It is able to process approximately 55,000 tonnes of garden organics and biosolids each year.

“We want to move beyond the linear approach to economy, where you take raw material, turn it into something that is used and then thrown away,” says Mr Wharton.

“Instead, we want to create a circular economy in the locations where we operate—one that delivers positive benefits to people in our communities and the environment and that also makes use of the products that would otherwise turn into landfill.”

 

Returning mines back to natural state

Open-cut mining generally involves removing and storing topsoil to make way for the mine site and associated activities, such as dams, buildings and roads. The issue with storing topsoil in the longer term is that soil quality decreases and sometimes can be mixed with mining spoil, which does not encourage plants to grow.

Rehabilitating open cut mines involves replacing topsoil that was removed for mining operation to help restore the site back to its previous use, often pastures for grazing or bushland. Biosolids and Biosolid products, have been recognised as a beneficial organic soil amendment that can improve the outcome of rehabilitation programs.

Loop Organics has been processing biosolids in the Hunter Valley since 1994. Its services include organics composting, wastewater treatment plant and organic waste lagoon desludging, solids dewatering, collection, transport and land application.

Depending on legislative and regulatory requirements and the relevant guidelines, this may include using biosolids in agriculture, mine rehabilitation and in composting.

Lisa Rawlinson, the Director of Loop Organics says the company works with Councils, water authorities and local utilities.

“Biosolids products are an economical solution to increase soil fertility, lowering costs and providing a sustainable, long-term solution.

“Loop Organics is committed to continually improving the sustainability of our operations.  In order to do this, the business has recently participated in the NSW EPA’s Sustainability Advantage program,” she says.

One of the outcomes of this program includes the business developing a clear road map and commitment to achieving Net Zero Emissions by 2030.” 

Celebrating nine months as Altogether

In February this year, sustainable utility partners Flow Systems (NSW) and Meter2Cash (Queensland) officially joined together under the new name of Altogether Group.

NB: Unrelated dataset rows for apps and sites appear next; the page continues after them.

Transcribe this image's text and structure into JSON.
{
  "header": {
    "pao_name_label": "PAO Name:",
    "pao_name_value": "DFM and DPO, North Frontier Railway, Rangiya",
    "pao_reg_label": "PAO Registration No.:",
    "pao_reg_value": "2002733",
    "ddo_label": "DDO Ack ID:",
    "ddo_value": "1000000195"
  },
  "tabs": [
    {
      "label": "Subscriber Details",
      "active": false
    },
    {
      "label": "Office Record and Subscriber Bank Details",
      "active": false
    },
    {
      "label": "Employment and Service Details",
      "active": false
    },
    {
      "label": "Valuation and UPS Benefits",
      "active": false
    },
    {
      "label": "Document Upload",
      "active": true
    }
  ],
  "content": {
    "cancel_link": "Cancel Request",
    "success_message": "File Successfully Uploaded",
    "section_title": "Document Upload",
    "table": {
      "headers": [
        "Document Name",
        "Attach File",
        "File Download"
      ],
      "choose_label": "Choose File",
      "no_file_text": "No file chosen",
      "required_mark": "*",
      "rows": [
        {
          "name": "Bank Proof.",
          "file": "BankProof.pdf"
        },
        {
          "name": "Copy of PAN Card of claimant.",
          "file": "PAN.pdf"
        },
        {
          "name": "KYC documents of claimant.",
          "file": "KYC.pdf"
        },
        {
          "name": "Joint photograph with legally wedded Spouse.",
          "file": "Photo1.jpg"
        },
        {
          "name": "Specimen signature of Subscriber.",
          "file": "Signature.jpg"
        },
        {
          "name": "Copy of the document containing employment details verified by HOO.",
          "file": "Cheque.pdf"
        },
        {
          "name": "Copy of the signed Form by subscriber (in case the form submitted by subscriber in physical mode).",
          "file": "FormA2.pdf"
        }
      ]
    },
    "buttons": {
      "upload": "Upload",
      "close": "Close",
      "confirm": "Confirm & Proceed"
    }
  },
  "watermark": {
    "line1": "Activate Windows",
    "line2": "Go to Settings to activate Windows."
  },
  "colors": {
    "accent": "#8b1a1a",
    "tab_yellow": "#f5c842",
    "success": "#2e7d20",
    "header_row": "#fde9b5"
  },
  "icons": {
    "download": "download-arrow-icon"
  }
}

While the two businesses had been working together since 2016, the rebrand reflected the company’s evolution towards a true multi-utility provider.

“Altogether is instrumental in the creation of the sustainable multi-utility market within Australia in both the retail and agency space,” says Terry Leckie, Altogether’s Founder and Chief Executive Officer. “We are passionate about creating sustainable communities and buildings of the future.”

Backed by leading renewables, utilities, property and social infrastructure asset manager Morrison & Co, Altogether delivers off-grid solutions from resources – sun, rain, wind, waste – captured within communities across NSW and Queensland.

Capitalising on robust advanced technologies, Altogether’s utility solutions provide significant cost savings to developments, bringing properties to market earlier and creating value for new property owners and residents.